In 2015 the Chinese Government banned livestock production in some regions to control surface water pollution near vulnerable water bodies. This has reduced the availability of pork at a period when consumption is forecast to increase from 690 to 1,000 million head per year between 2018-50.

Publication date: 8 October 2019

Dr. Simon Middleburgh gives a seminar on Nuclear Futures at Bangor University

On the 2nd October 2019 Dr Simon Middleburgh (Bangor University) gave a research seminar on the Nuclear Futures Bangor research group and the growth and need for low CO2 nuclear power in Wales and the UK. The group has rapidly grown since its inception in early 2018, established with funding from the Welsh Government’s Sêr Cymru programme and industry funding focused on developing safe next generation nuclear power (including nuclear fusion). The group has a core set of materials scientists/engineers and physicists focusing on modelling and experiments targeted at solving significant challenges within the nuclear industry.

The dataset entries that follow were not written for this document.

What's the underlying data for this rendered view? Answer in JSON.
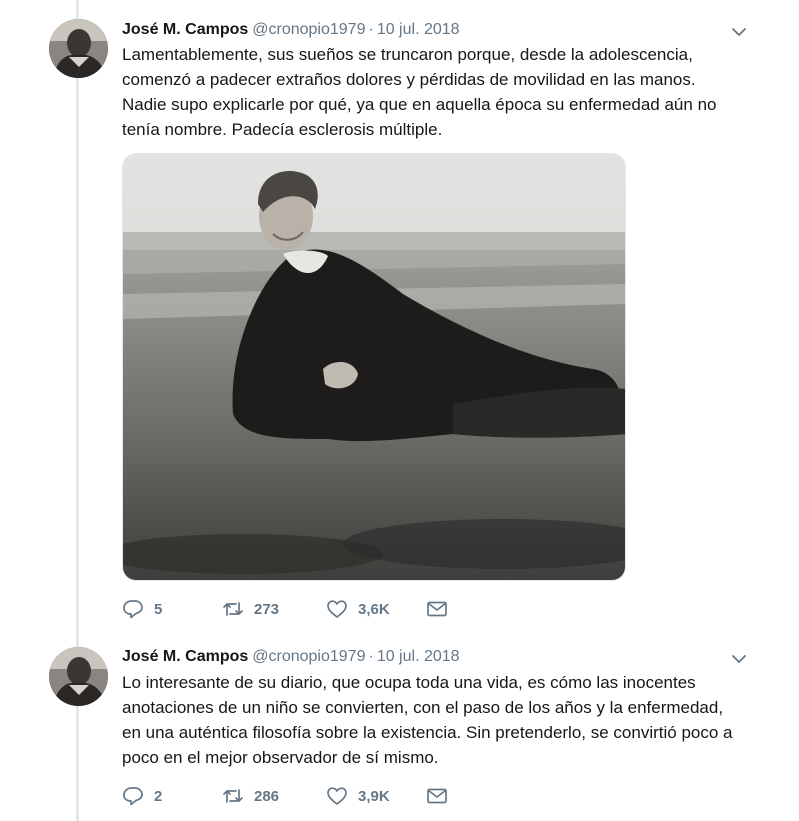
{
  "colors": {
    "text": "#14171a",
    "secondary": "#657786",
    "thread_line": "#e1e8ed"
  },
  "tweets": [
    {
      "author": "José M. Campos",
      "handle": "@cronopio1979",
      "separator": "·",
      "date": "10 jul. 2018",
      "text": "Lamentablemente, sus sueños se truncaron porque, desde la adolescencia,\ncomenzó a padecer extraños dolores y pérdidas de movilidad en las manos.\nNadie supo explicarle por qué, ya que en aquella época su enfermedad aún no\ntenía nombre. Padecía esclerosis múltiple.",
      "replies": "5",
      "retweets": "273",
      "likes": "3,6K",
      "icons": [
        "caret-down-icon",
        "reply-icon",
        "retweet-icon",
        "heart-icon",
        "mail-icon"
      ]
    },
    {
      "author": "José M. Campos",
      "handle": "@cronopio1979",
      "separator": "·",
      "date": "10 jul. 2018",
      "text": "Lo interesante de su diario, que ocupa toda una vida, es cómo las inocentes\nanotaciones de un niño se convierten, con el paso de los años y la enfermedad,\nen una auténtica filosofía sobre la existencia. Sin pretenderlo, se convirtió poco a\npoco en el mejor observador de sí mismo.",
      "replies": "2",
      "retweets": "286",
      "likes": "3,9K",
      "icons": [
        "caret-down-icon",
        "reply-icon",
        "retweet-icon",
        "heart-icon",
        "mail-icon"
      ]
    }
  ]
}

Publication date: 7 October 2019

University’s U-Boat research featured in Drain the Oceans

Research by Bangor University is to feature in the Drain the Oceans series on National Geographic Channel on Monday 7 October 8-9.00pm.

Monday’s programme outlines the development of U-Boats, and how they changed the shape of naval warfare. The introduction of the world's first stealth weapon forced Allied forces to adopt new tactics to fight back. 

Highlighted in the programme is work carried out by Bangor University’s School of Ocean Science’s research vessel the Prince Madog, which has surveyed numerous shipwreck sites in the Irish Sea as part of a joint research project with the Royal Commission on Ancient & Historic Monuments in Wales‘s Heritage Lottery funded project: Commemorating the Forgotten U-boat War around the Welsh Coast, 1914-18.

Publication date: 4 October 2019

Bangor wins Future Leader Fellowship

An academic at Bangor University’s School of Medical Sciences has been awarded a prestigious Future Leader Fellowship by UK Research and Innovation (UKRI), a major UK funding body.

Dr Chris Staples joins top researchers and innovators from across the country to receive a portion of a £78 million cash boost provided as Future Leader Fellowships. This investment is designed to propel the next generation of scientific leaders, as they conduct cutting-edge research and develop their research independence.

Publication date: 20 September 2019

Do nature shows deceive us into thinking our planet is fine?

Research into recent BBC and Netflix nature documentaries suggests that while they increasingly mention threats faced by the natural world, they rarely show the full extent of human-caused environmental destruction

There is overwhelming scientific consensus that nature is being severely affected by humans, the rate of species extinctions is accelerating, and that this has serious impacts. Nature documentaries have sometimes been criticised for failing to show the true extent of this environmental loss. A new study found that while recent high-profile nature documentaries talk more about the threats facing the inspiring natural wonders portrayed, nature is still mostly visually depicted as pristine and untouched, potentially resulting in a sense of complacency among viewers.

Publication date: 17 September 2019